The ‘No Plastic Bag’ campaign is of course a serious waste of effort if there is no alternative material. The best alternative is paper, but in Malaysia there is a strong anti-paper lobby that misinforms the public that paper is environmentally bad. A campaign to go paperless began some 20 years ago, with the appalling consequence that evidence supporting the use of paper as an environment-friendly material was ignored.
If not for the influential voice of the anti-paper lobby, Malaysia’s pulp and paper industry could have grown enough muscle to shove aside the plastic bag. Paper manufacture does not require us to chop down jungle trees such as merbau, cengal, and meranti. You only need to convert bush land, abandoned land, or unused land into pulp and paper plantations. In so doing, you are actually adding to the forest cover thereby expanding the carbon sink.
Instead, without paper promotion we saw the area of forest cover in our nation drop from 87% in 2010 to 54% in 2021. Paper is a protector of natural forests.
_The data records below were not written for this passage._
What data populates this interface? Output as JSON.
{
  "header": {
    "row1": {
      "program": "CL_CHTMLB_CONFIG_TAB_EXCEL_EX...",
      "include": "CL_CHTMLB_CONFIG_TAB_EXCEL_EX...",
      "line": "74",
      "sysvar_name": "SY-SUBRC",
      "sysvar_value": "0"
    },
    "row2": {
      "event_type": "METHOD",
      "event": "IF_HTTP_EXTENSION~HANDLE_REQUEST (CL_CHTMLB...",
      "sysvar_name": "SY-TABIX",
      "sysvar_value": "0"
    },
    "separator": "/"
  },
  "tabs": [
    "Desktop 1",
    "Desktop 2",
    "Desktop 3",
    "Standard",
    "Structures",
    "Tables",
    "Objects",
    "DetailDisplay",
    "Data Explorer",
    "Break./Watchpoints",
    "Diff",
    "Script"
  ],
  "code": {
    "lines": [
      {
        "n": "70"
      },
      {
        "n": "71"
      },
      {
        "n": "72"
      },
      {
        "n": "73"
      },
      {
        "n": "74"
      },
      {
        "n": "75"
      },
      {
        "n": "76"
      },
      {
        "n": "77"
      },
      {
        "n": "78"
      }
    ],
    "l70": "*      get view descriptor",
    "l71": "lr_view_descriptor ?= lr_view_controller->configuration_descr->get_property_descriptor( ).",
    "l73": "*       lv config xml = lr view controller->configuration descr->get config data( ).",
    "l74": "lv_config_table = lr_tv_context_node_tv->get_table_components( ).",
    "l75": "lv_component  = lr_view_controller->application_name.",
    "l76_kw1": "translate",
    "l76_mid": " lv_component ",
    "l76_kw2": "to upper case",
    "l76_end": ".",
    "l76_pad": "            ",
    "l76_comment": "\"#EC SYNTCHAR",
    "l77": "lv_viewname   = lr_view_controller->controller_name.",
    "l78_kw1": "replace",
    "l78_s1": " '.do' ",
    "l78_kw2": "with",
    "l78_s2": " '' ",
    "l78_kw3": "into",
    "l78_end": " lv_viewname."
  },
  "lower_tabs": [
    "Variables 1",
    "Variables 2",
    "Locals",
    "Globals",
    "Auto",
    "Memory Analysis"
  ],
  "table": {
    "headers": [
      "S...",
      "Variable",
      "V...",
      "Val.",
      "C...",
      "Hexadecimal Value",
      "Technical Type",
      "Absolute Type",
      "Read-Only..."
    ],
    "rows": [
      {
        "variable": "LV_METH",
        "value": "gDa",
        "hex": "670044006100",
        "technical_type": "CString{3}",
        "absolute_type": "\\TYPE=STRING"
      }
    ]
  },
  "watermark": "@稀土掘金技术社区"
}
Between 2005 and 2020, the paper industry was responsible for the growth of European forests by an area larger than Switzerland.
Eucalyptus, poplar, acacia, and bamboo — available in Malaysia — are fast maturing trees with high cellulose fibre content, the primary raw material needed to produce paper. As bamboo matures within 3-5 years, eucalyptus within 5-7 years, poplar within 5-10 years, and acacia in 6 years, they are suitable for paper plantations without in any way affecting the jungle. Malaysia also has pine trees, but they take more than 10 years to mature.
Paper bags are sustainable, biodegradable and recyclable, making them the natural choice to replace plastic. If Perak had gone big into paper plantations ten ago, every shopper in Malaysia would today be carrying a grocery paper bag embossed with the label: Made in Perak.
The recycling rate for paper and paper packaging is very high. In the European Union the recycling rate is 85% and 58% globally. By comparison, the plastics recycling rate globally is just 14%. Further to this, even if a paper bag is irresponsibly discarded, due to its natural biodegradable characteristics it will have a relatively low impact. On average, paper only takes around two to four weeks to decompose.
For diehards who need to see with their own eyes what plastic pollution is doing to living beings, fly to Hawaii and from there ride in a helicopter over the North Pacific Ocean. You are certain to spot a giant floating plastic island twice the size of Malaysia. Composed of plastic debris of all kinds that have meshed together, the North Pacific Ocean plastic island is home to thousands of sea creatures numbering 37 species.
The island resembles a living being as it is growing daily while at the same time shedding pieces that degenerate into microplastics. The sea creatures ingest these microplastics and pass them up the food chain, eventually ending up in human bodies. It is a death island that may drift closer to Southeast Asia with the currents.
Disclaimer: The views and opinions expressed in this article are those of the author and do not necessarily reflect the official policy or position of Ipoh Echo